'17 Blocks': Film Review | Tribeca 2019

Davy Rothbart
Raw and immediate.

Davy Rothbart's documentary chronicles the difficult lives of a Washington, D.C., family over two decades.

The ironic title of Davy Rothbart's 17 Blocks refers to the distance between the U.S. Capitol and the Washington, D.C., neighborhood where the family at its center resides. It's not a long distance geographically, but it might as well be worlds away, judging by the harsh realities of the daily lives so powerfully chronicled in the documentary, which recently received its world premiere at the Tribeca Film Festival.

The film came about by happenstance, as a result of a chance meeting between its director-producer Davy Rothbart (a frequent contributor to This American Life) and two kids he met at a public basketball court in 1999. Fifteen-year-old Smurf Sanford and his 9-year-old brother Emmanuel lived in the neighborhood, and over time Rothbart became friends with them as well as their mother Cheryl and sister Denice. When Emmanuel expressed interest in becoming a filmmaker, Rothbart periodically lent him a video camera. The little boy began shooting home movies, a project that continued on and off among the family members for the next 20 years.

The resulting footage, as assembled by Rothbart and his collaborators, forms an intense portrait of a loving family dealing with a harsh life in their neighborhood marked by poverty, drugs and violence, among many other problems.
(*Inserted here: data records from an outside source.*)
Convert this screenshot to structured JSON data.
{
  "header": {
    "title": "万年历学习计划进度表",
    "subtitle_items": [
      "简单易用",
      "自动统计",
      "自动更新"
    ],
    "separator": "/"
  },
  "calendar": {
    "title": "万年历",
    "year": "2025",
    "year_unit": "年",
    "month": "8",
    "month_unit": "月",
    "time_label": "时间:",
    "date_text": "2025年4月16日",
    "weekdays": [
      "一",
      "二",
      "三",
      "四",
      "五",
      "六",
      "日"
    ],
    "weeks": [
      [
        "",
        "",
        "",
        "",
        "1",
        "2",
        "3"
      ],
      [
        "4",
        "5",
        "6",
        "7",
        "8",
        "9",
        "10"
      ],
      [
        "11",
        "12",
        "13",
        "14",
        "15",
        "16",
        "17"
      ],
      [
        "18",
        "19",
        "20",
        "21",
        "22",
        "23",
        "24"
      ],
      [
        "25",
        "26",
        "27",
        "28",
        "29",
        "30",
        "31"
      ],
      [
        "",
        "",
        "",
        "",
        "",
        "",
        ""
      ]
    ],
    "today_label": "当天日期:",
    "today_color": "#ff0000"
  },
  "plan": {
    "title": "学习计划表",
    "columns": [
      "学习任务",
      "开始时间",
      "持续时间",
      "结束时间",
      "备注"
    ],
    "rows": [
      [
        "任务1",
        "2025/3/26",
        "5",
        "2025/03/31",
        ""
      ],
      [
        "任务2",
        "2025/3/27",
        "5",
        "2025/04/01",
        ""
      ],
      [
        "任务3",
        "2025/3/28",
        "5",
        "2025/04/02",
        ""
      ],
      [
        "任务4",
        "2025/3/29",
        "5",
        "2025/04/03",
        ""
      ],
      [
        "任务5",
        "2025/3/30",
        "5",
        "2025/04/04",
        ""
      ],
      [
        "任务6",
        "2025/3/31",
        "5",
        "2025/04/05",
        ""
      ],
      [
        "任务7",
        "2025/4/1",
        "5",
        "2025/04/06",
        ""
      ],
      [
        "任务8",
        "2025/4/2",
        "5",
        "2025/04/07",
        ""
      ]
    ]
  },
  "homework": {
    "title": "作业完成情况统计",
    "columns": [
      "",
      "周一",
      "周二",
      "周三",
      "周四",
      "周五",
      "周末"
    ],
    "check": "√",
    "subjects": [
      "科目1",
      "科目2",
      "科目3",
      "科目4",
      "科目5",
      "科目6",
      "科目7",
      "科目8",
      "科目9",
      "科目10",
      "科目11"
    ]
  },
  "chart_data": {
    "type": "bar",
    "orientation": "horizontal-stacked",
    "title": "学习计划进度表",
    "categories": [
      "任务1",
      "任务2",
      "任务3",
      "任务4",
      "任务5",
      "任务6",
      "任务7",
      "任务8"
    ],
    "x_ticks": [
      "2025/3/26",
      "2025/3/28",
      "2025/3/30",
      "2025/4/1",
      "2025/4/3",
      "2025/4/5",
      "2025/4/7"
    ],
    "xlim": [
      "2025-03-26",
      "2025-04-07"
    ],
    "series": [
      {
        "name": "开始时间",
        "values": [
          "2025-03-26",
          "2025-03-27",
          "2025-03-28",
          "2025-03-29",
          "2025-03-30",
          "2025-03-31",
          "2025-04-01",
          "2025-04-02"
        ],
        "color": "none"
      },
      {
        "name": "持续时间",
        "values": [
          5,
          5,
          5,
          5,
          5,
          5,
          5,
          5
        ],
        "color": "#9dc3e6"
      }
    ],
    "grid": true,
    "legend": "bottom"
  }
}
Along the way, there are joys and heartbreak as the Sanfords prove not immune to the struggles of so many African-American families living in urban blight.

The kids lost their father to violence at an early age, and both their mother Cheryl and her live-in boyfriend Joe are drug abusers. Cheryl says that when she was young, she dreamed of being a movie star. "Unfortunately, life had other plans for me," she says wryly.

There are many heartwarming moments over the years, including scenes of family meals, dancing, playing around and shooting fireworks. Unfortunately, the good times are overshadowed by episodes of violence, including one in which we see a teenager being brutally beaten on the street. Although Emmanuel turns out to be a good student, graduating high school and being accepted for a training program for firefighting, Smurf resorts to dealing drugs and frequently winds up in trouble. Both he and Cheryl have children of their own while still very young themselves, which only adds to the family's financial pressures.

Tragedy of a horrific kind eventually strikes the Sanfords, making the film's final section deeply harrowing in a way that Rothbart would never have wanted. By the time it occurs, we've come to know the family so well that the events have an impact that feels almost personal. Thankfully, there are positive developments for several of them as well, providing an element of much-needed hopefulness. That optimism is furthered when we're introduced to Justin, Emmanuel's 9-year-old nephew, who seems very much like his uncle in his love of learning and sweet demeanor.     

Considering that it was filmed in bits and pieces over two decades, it's not surprising that 17 Blocks is disjointed in its storytelling, nor that its technical elements are ragged (subtitles are frequently employed due to poor sound quality). But it nonetheless packs a potent emotional punch. Before the credits roll, there's an onscreen graphic dedicating the film to the Washington, D.C., homicide victims of roughly the last decade. We then see all of their names, presented in very tiny type. It's a list that heartbreakingly seems to go on forever.

Cast: Cheryl Sanford, Emmanuel Durant, Jr., Akil "Smurf" Sanford, Denice Sanford-Durant, Justin Sanford, Carmen Payne
Director: Davy Rothbart
Screenwriter-editor: Jennifer Tiexiera
Producers: Alex Turtletaub, Michael B. Clark, Marc Turtletaub, Rachel Dengiz, Davy Rothbart
Executive producers: Cheryl Sanford, Jennifer Tiexiera
Director of photography: Zachary Shields

Composer: Nick Urata
Venue: Tribeca Film Festival (Documentary Competition)

96 minutes